Nyandia said she became aware of the problem by listening to parents: “I knew that nutrition was important for education, but I did not appreciate how much families struggled and how nutrition can become an inter-generational issue if not addressed early.”
While listening to farmers and parents is deepening appreciation of the contours of malnutrition as it affects daily life, Paulus Verschuren, a senior advisor to HarvestPlus, said any large-scale improvements to nutrition would need the private sector to provide solutions for scaling up and marketing more nutritious foods for consumers.
“Change starts with the belief in the private sector to meet this responsibility while companies must acknowledge their ability to do more, because it is needed,” he told the panel.
One promising avenue, Verschuren noted, is the potential to market and sell more food products made with biofortified ingredients, which would, in turn, incentivize more farmers to grow biofortified crops, thus raising nutrition levels on the farm and in the marketplace.
“We need to overcome this terrible paradox that the people who produce our food are the ones going hungry.”
– Arianna Giuliodori, World Farmers’ Organization
Improving nutrition and incentivizing more nutrition-sensitive investments from donors and the private sector is anything but a straight-forward endeavor. Food systems and nutrition challenges impact everyone from consumers back to producers, but local contexts are an added dimension that influence what options are available and how they can be managed.
Noting the complex interactions drawn out throughout the session, Morseda Chowdhury, the Director of Health, Nutrition and Population at BRAC, emphasized that examination of trade-offs for all parties would be necessary for making appropriate steps forward.
“For example, on the supply side… we need more nutritious food from our farms, but farmers see new ventures as risky. The government needs to incentivize these farmers with programs like crop insurance and policy solutions that allow them to link more easily with markets,” she said. from our farms, but farmers see new ventures as risky. The government needs to incentivize these farmers with programs like crop insurance and policy solutions that allow them to link more easily with markets,” she said.
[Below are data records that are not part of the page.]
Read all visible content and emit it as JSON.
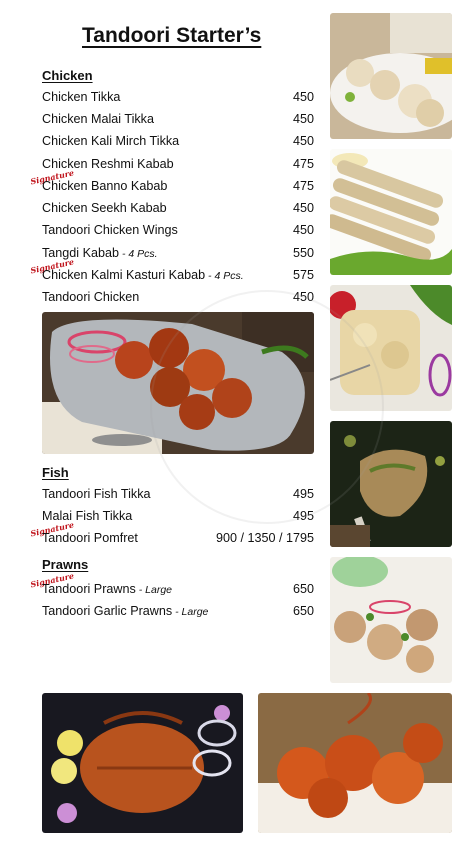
{
  "title": "Tandoori Starter’s",
  "signature_label": "Signature",
  "sections": {
    "chicken": {
      "heading": "Chicken",
      "items": [
        {
          "name": "Chicken Tikka",
          "note": "",
          "price": "450",
          "signature": false
        },
        {
          "name": "Chicken Malai Tikka",
          "note": "",
          "price": "450",
          "signature": false
        },
        {
          "name": "Chicken Kali Mirch Tikka",
          "note": "",
          "price": "450",
          "signature": false
        },
        {
          "name": "Chicken Reshmi Kabab",
          "note": "",
          "price": "475",
          "signature": false
        },
        {
          "name": "Chicken Banno Kabab",
          "note": "",
          "price": "475",
          "signature": true
        },
        {
          "name": "Chicken Seekh Kabab",
          "note": "",
          "price": "450",
          "signature": false
        },
        {
          "name": "Tandoori Chicken Wings",
          "note": "",
          "price": "450",
          "signature": false
        },
        {
          "name": "Tangdi Kabab",
          "note": " - 4 Pcs.",
          "price": "550",
          "signature": false
        },
        {
          "name": "Chicken Kalmi Kasturi Kabab",
          "note": " - 4 Pcs.",
          "price": "575",
          "signature": true
        },
        {
          "name": "Tandoori Chicken",
          "note": "",
          "price": "450",
          "signature": false
        }
      ]
    },
    "fish": {
      "heading": "Fish",
      "items": [
        {
          "name": "Tandoori Fish Tikka",
          "note": "",
          "price": "495",
          "signature": false
        },
        {
          "name": "Malai  Fish Tikka",
          "note": "",
          "price": "495",
          "signature": false
        },
        {
          "name": "Tandoori Pomfret",
          "note": "",
          "price": "900  /  1350  /  1795",
          "signature": true
        }
      ]
    },
    "prawns": {
      "heading": "Prawns",
      "items": [
        {
          "name": "Tandoori Prawns",
          "note": " - Large",
          "price": "650",
          "signature": true
        },
        {
          "name": "Tandoori Garlic Prawns",
          "note": " - Large",
          "price": "650",
          "signature": false
        }
      ]
    }
  },
  "photos": [
    {
      "id": "malai-tikka-photo",
      "plate": "#f4f2ee",
      "food": "#e9dcc0",
      "accent": "#7fb23a"
    },
    {
      "id": "seekh-kabab-photo",
      "plate": "#fbfbf8",
      "food": "#d8c7a0",
      "accent": "#6aa82e"
    },
    {
      "id": "reshmi-kabab-photo",
      "plate": "#eae7df",
      "food": "#e8d6a6",
      "accent": "#c8202a"
    },
    {
      "id": "tandoori-chicken-leg-photo",
      "plate": "#1c2416",
      "food": "#a88a58",
      "accent": "#7e8c3a"
    },
    {
      "id": "chicken-tikka-platter-photo",
      "plate": "#b0b4b8",
      "food": "#b8441c",
      "accent": "#d9446a"
    },
    {
      "id": "kalmi-kabab-photo",
      "plate": "#f2efe9",
      "food": "#c9a27a",
      "accent": "#9fd29a"
    },
    {
      "id": "tandoori-pomfret-photo",
      "plate": "#181820",
      "food": "#b8531e",
      "accent": "#efe26a"
    },
    {
      "id": "tandoori-prawns-photo",
      "plate": "#f3eee6",
      "food": "#d4581c",
      "accent": "#8a6a44"
    }
  ]
}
Chowdhury’s point on market links and complexities was echoed by Arianna Giuliodori, the Secretary General of the World Farmers’ Organization.
“We need to resist the temptation to create boxes. The issues around nutrition are not black and white. They’re not rural or urban or local versus global. Farmers can help us solve this issue but we must shorten the bridges between them and the market.”
The panel also endorsed the idea that improving nutrition should avoid temptations to develop one primarily solution to the challenges.
“We need to increase productivity of major staples that feed the population, but we also need, at the same time, to diversity our basket of foods to provide a wider range of nutrition sources,” said Martin Fregene, the Director of the Department of Agriculture and Agro-Industry for the African Development Bank. Biofortified crops, he added, would be a major component of any solution.
Finding multi-faceted approaches that address these complexities will require future research to focus more on the informal sector, which, according to Inge Brouwer, Associate professor of Nutrition at Wageningen University & Research, has been largely overlooked in formal research channels.
Urban consumers “are confronted by unaffordable food, lack of access to nutritious food and a general exposure to unsafe food, which causes illness and then unemployment, which becomes a larger problem,” she said.
Watch the event recording here:
Header image: Birds eye view of seller at work at Okhla Mandi wholesale market, Delhi, India. Photo by J. Hodur/A4NH.